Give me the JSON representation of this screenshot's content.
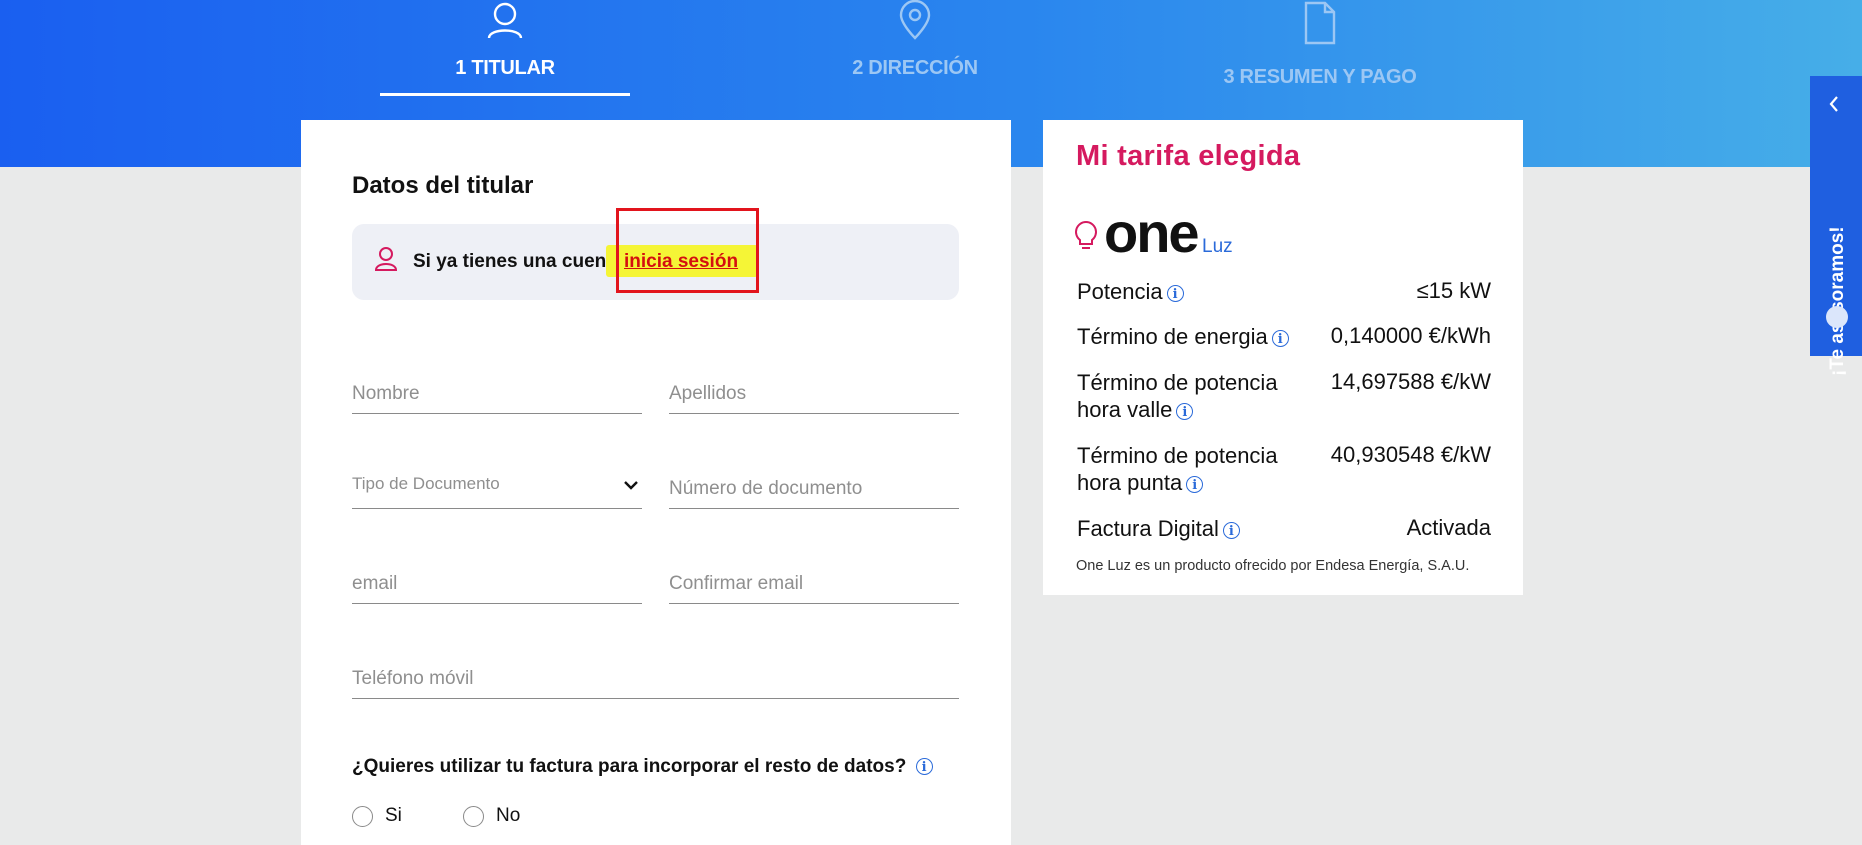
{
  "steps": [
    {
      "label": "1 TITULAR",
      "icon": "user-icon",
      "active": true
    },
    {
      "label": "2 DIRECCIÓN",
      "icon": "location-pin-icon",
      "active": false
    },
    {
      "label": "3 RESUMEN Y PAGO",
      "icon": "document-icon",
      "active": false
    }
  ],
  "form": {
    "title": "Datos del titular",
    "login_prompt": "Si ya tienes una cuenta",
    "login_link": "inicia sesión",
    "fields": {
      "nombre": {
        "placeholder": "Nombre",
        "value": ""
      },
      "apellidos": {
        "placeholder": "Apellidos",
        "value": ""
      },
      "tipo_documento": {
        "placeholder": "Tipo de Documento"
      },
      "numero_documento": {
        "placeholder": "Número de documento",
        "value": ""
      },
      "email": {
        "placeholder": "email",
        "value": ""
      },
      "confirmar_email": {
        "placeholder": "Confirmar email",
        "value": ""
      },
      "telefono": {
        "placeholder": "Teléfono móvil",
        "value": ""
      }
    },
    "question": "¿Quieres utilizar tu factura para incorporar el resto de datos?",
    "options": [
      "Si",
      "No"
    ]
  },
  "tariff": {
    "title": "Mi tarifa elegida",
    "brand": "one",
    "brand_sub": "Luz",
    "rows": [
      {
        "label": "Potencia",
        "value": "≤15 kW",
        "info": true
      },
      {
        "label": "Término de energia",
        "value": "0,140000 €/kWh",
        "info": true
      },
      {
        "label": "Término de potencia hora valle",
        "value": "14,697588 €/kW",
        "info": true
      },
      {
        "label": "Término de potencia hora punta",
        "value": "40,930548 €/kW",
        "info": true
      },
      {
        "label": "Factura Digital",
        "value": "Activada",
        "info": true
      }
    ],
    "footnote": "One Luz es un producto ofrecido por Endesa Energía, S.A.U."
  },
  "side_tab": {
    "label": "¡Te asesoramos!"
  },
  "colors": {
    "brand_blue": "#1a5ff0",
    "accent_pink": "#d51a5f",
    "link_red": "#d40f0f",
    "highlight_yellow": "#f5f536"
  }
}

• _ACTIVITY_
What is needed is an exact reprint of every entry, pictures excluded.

• _EXERCISE SOLUTION_
Give me the JSON representation of this screenshot's content.
{
  "steps": [
    {
      "label": "1 TITULAR",
      "icon": "user-icon",
      "active": true
    },
    {
      "label": "2 DIRECCIÓN",
      "icon": "location-pin-icon",
      "active": false
    },
    {
      "label": "3 RESUMEN Y PAGO",
      "icon": "document-icon",
      "active": false
    }
  ],
  "form": {
    "title": "Datos del titular",
    "login_prompt": "Si ya tienes una cuenta",
    "login_link": "inicia sesión",
    "fields": {
      "nombre": {
        "placeholder": "Nombre",
        "value": ""
      },
      "apellidos": {
        "placeholder": "Apellidos",
        "value": ""
      },
      "tipo_documento": {
        "placeholder": "Tipo de Documento"
      },
      "numero_documento": {
        "placeholder": "Número de documento",
        "value": ""
      },
      "email": {
        "placeholder": "email",
        "value": ""
      },
      "confirmar_email": {
        "placeholder": "Confirmar email",
        "value": ""
      },
      "telefono": {
        "placeholder": "Teléfono móvil",
        "value": ""
      }
    },
    "question": "¿Quieres utilizar tu factura para incorporar el resto de datos?",
    "options": [
      "Si",
      "No"
    ]
  },
  "tariff": {
    "title": "Mi tarifa elegida",
    "brand": "one",
    "brand_sub": "Luz",
    "rows": [
      {
        "label": "Potencia",
        "value": "≤15 kW",
        "info": true
      },
      {
        "label": "Término de energia",
        "value": "0,140000 €/kWh",
        "info": true
      },
      {
        "label": "Término de potencia hora valle",
        "value": "14,697588 €/kW",
        "info": true
      },
      {
        "label": "Término de potencia hora punta",
        "value": "40,930548 €/kW",
        "info": true
      },
      {
        "label": "Factura Digital",
        "value": "Activada",
        "info": true
      }
    ],
    "footnote": "One Luz es un producto ofrecido por Endesa Energía, S.A.U."
  },
  "side_tab": {
    "label": "¡Te asesoramos!"
  },
  "colors": {
    "brand_blue": "#1a5ff0",
    "accent_pink": "#d51a5f",
    "link_red": "#d40f0f",
    "highlight_yellow": "#f5f536"
  }
}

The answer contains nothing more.